This leads to the very welcoming news in the recent Spring Budget, where Chancellor Rishi Sunak announced the extension of the tax break holiday till the end of June. Rightmove revealed the volume of transactions could see up to 160,000 – saving thousands who are in the ‘completion trap’. With the holiday extension going ahead, the next few months are expected to be busy for both homebuyers and investors. This most welcome extension will boost activity through Spring into early Summer and highlights how integral the property landscape is in fuelling the wider economy.
A critical factor which has enabled Johnson to spread optimism to the nation was based largely on the resounding success of the vaccination rollout thus far. Currently, more than 20 million people have been given their first dose of the vaccine- producing a glimmer of hope and more importantly, ensuring a viable end to the pandemic. With a return to a sense of normality, we expect there will be an unleashing of further pent-up demand from movers and opportunists looking for their next investment opportunity. It also guarantees that even when the SDLT does come to an end, the effects will be less detrimental than earlier predicted and instead, merely cause a bump in the road with experts from Zoopla expecting the number of transactions to match the same as in 2020.

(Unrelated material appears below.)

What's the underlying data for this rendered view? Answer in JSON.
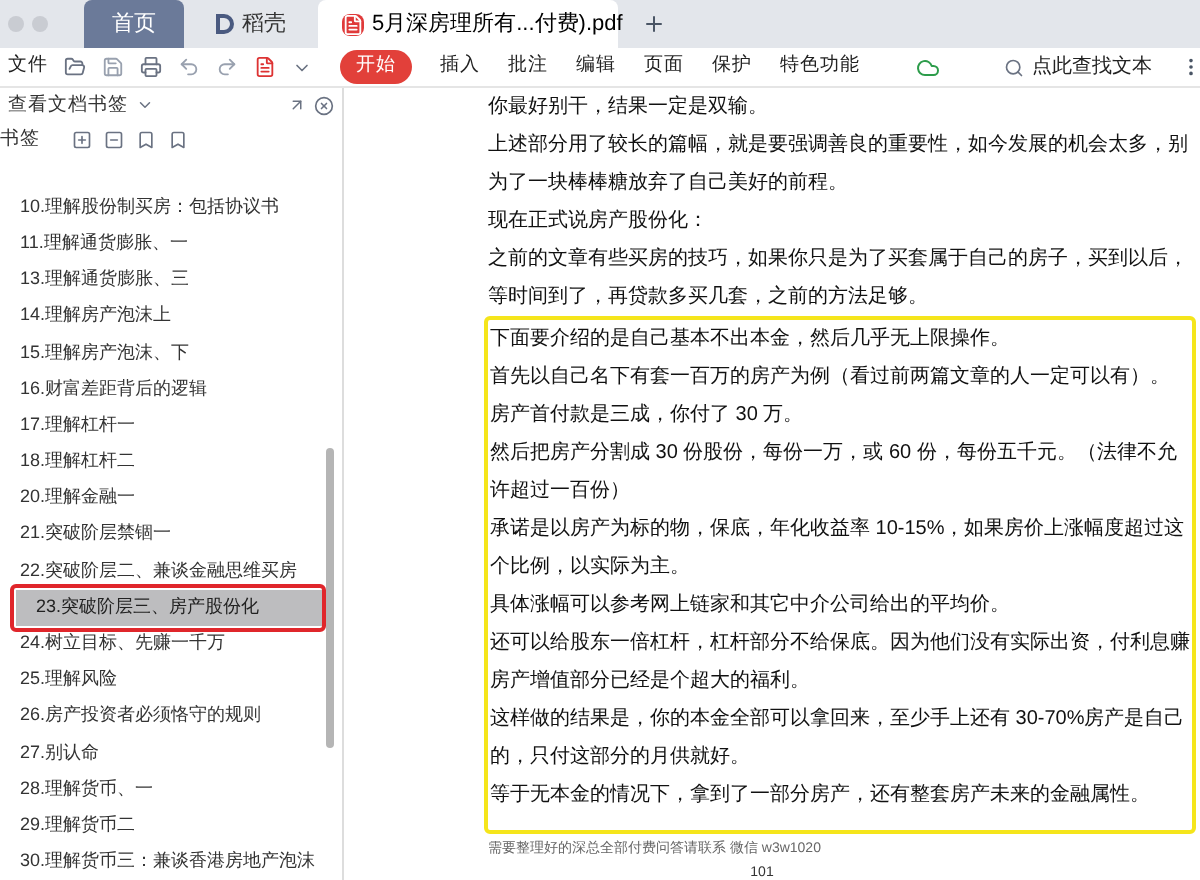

Alongside increasing consumer confidence, immunising the nation means the property market can fully get back to business. Luckily, technology has stepped in as a solution and enabled house viewings to carry on with business as usual – producing high quality video content and virtual tools for homebuyers and investors. However, whilst construction and building sites have remained open through lockdown 3.0, the national restriction guidelines have affected progress on site and in some cases, incurred additional costs – with variables such as delays in the supply chain and delays caused by local Covid-19 breakouts. When the vaccine has been fully rolled out, the property market will experience an acceleration in activity as a product of both increased market confidence and efficiency in operations.
Will people return to the city?

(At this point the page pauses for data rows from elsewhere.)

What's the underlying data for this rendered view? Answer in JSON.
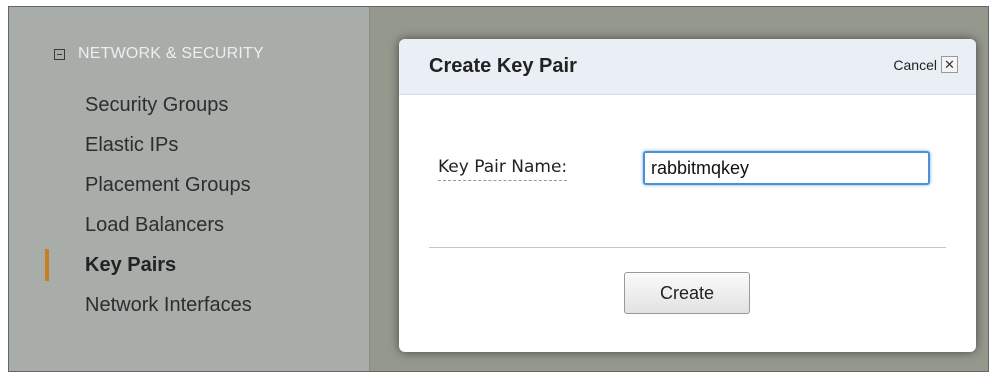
{
  "sidebar": {
    "section_header": "NETWORK & SECURITY",
    "items": [
      {
        "label": "Security Groups"
      },
      {
        "label": "Elastic IPs"
      },
      {
        "label": "Placement Groups"
      },
      {
        "label": "Load Balancers"
      },
      {
        "label": "Key Pairs",
        "active": true
      },
      {
        "label": "Network Interfaces"
      }
    ]
  },
  "dialog": {
    "title": "Create Key Pair",
    "cancel_label": "Cancel",
    "close_glyph": "✕",
    "field_label": "Key Pair Name:",
    "field_value": "rabbitmqkey",
    "create_label": "Create"
  },
  "colors": {
    "active_marker": "#c87f20",
    "input_focus": "#4d90d6",
    "dialog_header_bg": "#e9eff5"
  }
}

The answer to this question changes depending on who you ask. From a psychological perspective, age plays a significant role in shaping people’s priorities going forward into the post-Covid era. For older generations, the appeal of the big city life may be less attractive as the search for rural living continues. However, the appeal of a city life will return for many, especially among the younger generation who crave the fast-paced buzzing city life and rely on big cities for job prospects. Yet, what can resonate among all age demographics, is the recognition and value of getting more for your money – a mindset which has excelled amid the outbreak of the pandemic and has led to a mass exodus of London.
With regard to the trend of ‘working from home’, there is ongoing debate whether the trend is a short-term reaction to the pandemic or will evolve into a longer-term trend. Either way, it seems fair to suggest flexible working will be a very popular option for employees, consisting of both in-office and homeworking. This will encourage many to continue prioritising space in the home for work, as well as living in close proximity to the main office. Therefore, properties with additional space, such as a 2-bed or larger, located near city centres present lucrative opportunities for investors. Savills surveyed over 500 tenants and revealed location was the most important variable when searching for a new rental home, followed by more space in the home and accessibility to the countryside. With these changes in market behaviour, savvy investors in today’s climate, will be considering property size and location to achieve the most lucrative return on investment.

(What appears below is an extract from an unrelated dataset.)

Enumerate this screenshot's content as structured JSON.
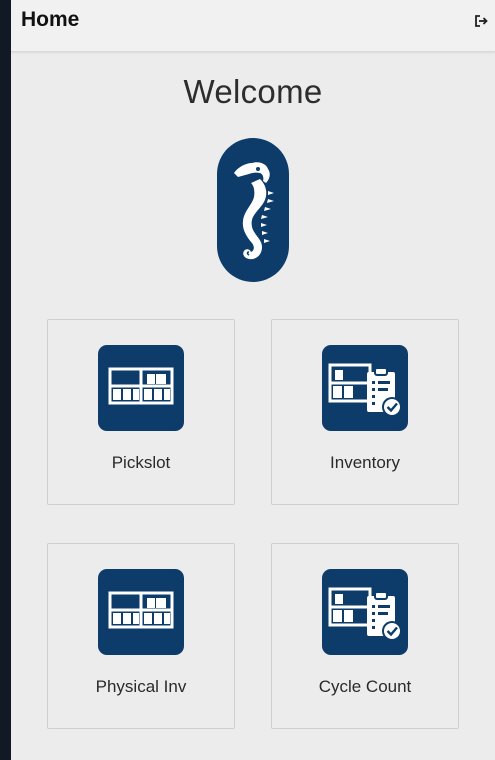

Location Location Location
To see long-term financial security from your property investment, the first essential step is to conduct location research. Historically, the capital dominated the rental market, however, other cities are now fuelling momentum in the market.
In recent years, the North of England has been described as the ‘up-and-coming’ areas for investment opportunities, however, now, these areas class as hotspot locations for investors, leading the market in rental yields and capital appreciation. For example, the North West saw the highest annual house price growth of 11.2%, compared to just 3.5% growth in the Capital. The ONS figures indicate the stark north-south divide in growth rates, also reflecting the increasing demand for housing up north. This presents the ample amount of investment opportunities in the North, whilst also boasting below average property prices in UK.
At Alesco, we have a diverse portfolio of developments in the UK’s Northern Powerhouse. Northern cities are being transformed beyond recognition, balancing the historic domination of the Capital in fuelling the UK’s economy. Seven years into the Northern Powerhouse initiative, and there has been resounding success in re-shaping the North of England. Cities including Liverpool, Manchester, Birmingham and Sheffield are flourishing with thriving local economies, business innovation, and a significant growth rate in population and employment levels.